TASK ITEM. What lines below include the string "JSON"? Pick them out and copy them.

****************

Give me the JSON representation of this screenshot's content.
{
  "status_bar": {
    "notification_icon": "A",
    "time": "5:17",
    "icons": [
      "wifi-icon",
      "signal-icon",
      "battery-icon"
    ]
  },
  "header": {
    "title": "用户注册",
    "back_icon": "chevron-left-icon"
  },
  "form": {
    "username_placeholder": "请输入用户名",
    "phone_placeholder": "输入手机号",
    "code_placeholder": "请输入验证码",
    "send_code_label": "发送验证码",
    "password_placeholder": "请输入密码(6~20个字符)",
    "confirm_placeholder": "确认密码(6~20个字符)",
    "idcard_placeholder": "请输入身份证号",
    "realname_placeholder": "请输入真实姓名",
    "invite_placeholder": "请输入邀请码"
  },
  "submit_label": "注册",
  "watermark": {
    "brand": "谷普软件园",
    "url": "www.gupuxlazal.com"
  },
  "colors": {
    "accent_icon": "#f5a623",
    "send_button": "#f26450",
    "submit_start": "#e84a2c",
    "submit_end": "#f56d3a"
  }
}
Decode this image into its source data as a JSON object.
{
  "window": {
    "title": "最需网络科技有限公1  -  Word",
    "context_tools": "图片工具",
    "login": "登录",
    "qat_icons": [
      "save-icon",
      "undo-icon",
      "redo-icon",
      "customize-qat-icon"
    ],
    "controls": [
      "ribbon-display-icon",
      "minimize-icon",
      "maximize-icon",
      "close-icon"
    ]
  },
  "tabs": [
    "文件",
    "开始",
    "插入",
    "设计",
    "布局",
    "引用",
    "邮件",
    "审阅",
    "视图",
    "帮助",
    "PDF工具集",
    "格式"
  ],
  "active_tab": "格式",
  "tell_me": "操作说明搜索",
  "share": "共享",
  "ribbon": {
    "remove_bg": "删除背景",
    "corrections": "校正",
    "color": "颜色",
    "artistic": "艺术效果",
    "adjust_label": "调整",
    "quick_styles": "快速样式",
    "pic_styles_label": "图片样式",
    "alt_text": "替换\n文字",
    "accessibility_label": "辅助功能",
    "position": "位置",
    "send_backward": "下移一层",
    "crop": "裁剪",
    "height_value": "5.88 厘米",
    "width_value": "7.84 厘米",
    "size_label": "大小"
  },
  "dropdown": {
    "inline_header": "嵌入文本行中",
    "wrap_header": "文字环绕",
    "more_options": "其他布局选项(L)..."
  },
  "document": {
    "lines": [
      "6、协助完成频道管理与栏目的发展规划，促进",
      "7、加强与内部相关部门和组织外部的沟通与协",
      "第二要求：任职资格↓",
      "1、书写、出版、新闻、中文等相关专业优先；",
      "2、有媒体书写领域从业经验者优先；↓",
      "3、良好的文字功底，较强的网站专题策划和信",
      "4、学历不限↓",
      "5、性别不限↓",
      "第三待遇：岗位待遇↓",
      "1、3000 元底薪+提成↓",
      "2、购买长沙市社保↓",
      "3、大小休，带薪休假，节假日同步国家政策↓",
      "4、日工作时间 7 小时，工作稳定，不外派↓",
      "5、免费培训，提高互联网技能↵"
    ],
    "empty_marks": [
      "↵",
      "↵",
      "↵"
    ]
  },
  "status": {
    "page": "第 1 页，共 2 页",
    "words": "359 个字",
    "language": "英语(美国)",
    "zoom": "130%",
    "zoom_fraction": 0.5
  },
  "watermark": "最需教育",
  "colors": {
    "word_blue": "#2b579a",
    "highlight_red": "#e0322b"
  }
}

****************

EXPECTED ANSWER.
Give me the JSON representation of this screenshot's content.
Decode this image into its source data as a JSON object.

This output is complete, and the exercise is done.